If we are passive-aggressive, we try to do things behind the back of another individual, in hopes that we’ll get what we want (e.g.–we disparage an individual to their clients and coworkers, in hopes that we’ll get the work instead).
Being assertive, which is where we want to be, means looking out for the concerns of the other individual while communicating our own needs.
For example, if you meet someone at a networking function, and you want to follow up with them, do you:
a. Tell them you’ll be at their office at 9 am the next day for coffee, and wait for their reaction;
b. Say it would be nice to get together some time to speak further and leave it at that;
c. Wait a few days and then complain to the friend who introduced you that the individual never contacted you; or,
d. Tell the individual that you would be very interested in learning more about her business, and ask if it would be okay to call her for coffee sometime in the next week.
Obviously, “d.” is the answer that I’m looking for: raise interest in getting together some time in the near future, but ask for “permission” to follow up with the individual.
Assertive communication has a number of benefits. For starters, if you are assertive about connecting with potential clients and referral sources, those networking meetings are much more likely to happen.
The other benefit of being assertive is that you are communicating a sense of confidence in yourself.
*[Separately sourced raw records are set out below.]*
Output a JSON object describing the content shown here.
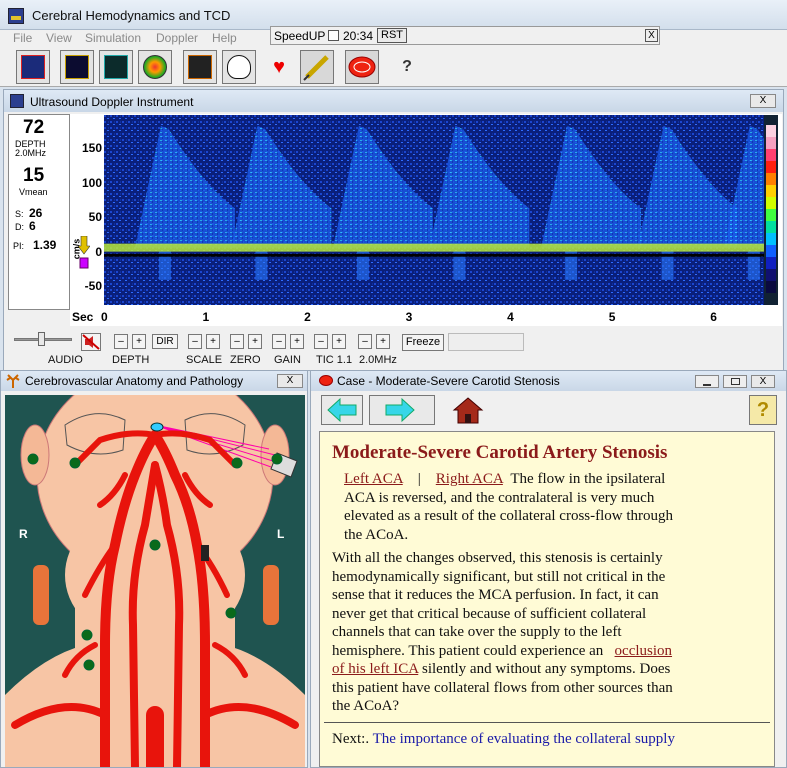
{
  "main": {
    "title": "Cerebral Hemodynamics and TCD",
    "menu": [
      "File",
      "View",
      "Simulation",
      "Doppler",
      "Help"
    ],
    "speedup": {
      "label": "SpeedUP",
      "time": "20:34",
      "rst": "RST",
      "close": "X"
    },
    "toolbar_glyphs": {
      "heart": "♥",
      "help": "?"
    }
  },
  "doppler": {
    "title": "Ultrasound Doppler Instrument",
    "close": "X",
    "readout": {
      "depth": "72",
      "depth_label": "DEPTH",
      "freq": "2.0MHz",
      "vmean": "15",
      "vmean_label": "Vmean",
      "s_label": "S:",
      "s_value": "26",
      "d_label": "D:",
      "d_value": "6",
      "pi_label": "PI:",
      "pi_value": "1.39",
      "units": "cm/s"
    },
    "chart_data": {
      "type": "heatmap",
      "description_units": "Doppler velocity spectrum",
      "xlabel": "Sec",
      "ylabel": "cm/s",
      "xticks": [
        "0",
        "1",
        "2",
        "3",
        "4",
        "5",
        "6"
      ],
      "yticks": [
        "150",
        "100",
        "50",
        "0",
        "-50"
      ],
      "xlim": [
        0,
        6.5
      ],
      "ylim": [
        -75,
        190
      ],
      "systolic_peaks_sec": [
        0.6,
        1.55,
        2.55,
        3.5,
        4.6,
        5.55,
        6.4
      ],
      "baseline_velocity": 5
    },
    "controls": {
      "audio": "AUDIO",
      "depth": "DEPTH",
      "dir": "DIR",
      "scale": "SCALE",
      "zero": "ZERO",
      "gain": "GAIN",
      "tic": "TIC 1.1",
      "freq": "2.0MHz",
      "freeze": "Freeze",
      "minus": "–",
      "plus": "+"
    }
  },
  "anatomy": {
    "title": "Cerebrovascular Anatomy and Pathology",
    "close": "X",
    "right_label": "R",
    "left_label": "L"
  },
  "case": {
    "title": "Case - Moderate-Severe Carotid Stenosis",
    "help": "?",
    "heading": "Moderate-Severe Carotid Artery Stenosis",
    "link_left_aca": "Left ACA",
    "separator": "|",
    "link_right_aca": "Right ACA",
    "p1_lines": [
      "The flow in the ipsilateral",
      "ACA is reversed, and the contralateral is very much",
      "elevated as a result of the collateral cross-flow through",
      "the ACoA."
    ],
    "p2_lines": [
      "With all the changes observed, this stenosis is certainly",
      "hemodynamically significant, but still not critical in the",
      "sense that it reduces the MCA perfusion.  In fact, it can",
      "never get that critical because of sufficient collateral",
      "channels that can take over the supply to the left",
      "hemisphere. This patient could experience an"
    ],
    "link_occlusion_1": "occlusion",
    "link_occlusion_2": "of his left ICA",
    "p2_after_link": "silently and without any symptoms. Does",
    "p2_tail_lines": [
      "this patient have collateral flows from other sources than",
      "the ACoA?"
    ],
    "next_label": "Next:.",
    "next_link": "The importance of evaluating the collateral supply"
  }
}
In Alan Klevan‘s presentation on Monday, he spoke about the importance of making clients feel like you will be able to give them good guidance. Clients want to be led by their attorneys.
Being assertive and proactive (e.g. –by calling your clients periodically, even when you are not actively working on a matter for them) projects a sense of confidence that builds trust, and that can ultimately lead to additional legal business.
Being assertive about building business relationships is not easy for many lawyers. We all want to believe that, somehow, just doing good work will get us noticed and bring us the success we deserve.
Unfortunately, that is a paradigm for the “good old days” when there were far fewer lawyers and there was far more legal work. So, go forth and assert yourself. But, don’t forget to pay attention to the needs of your contacts. Everyone will be happier, and your practice will grow.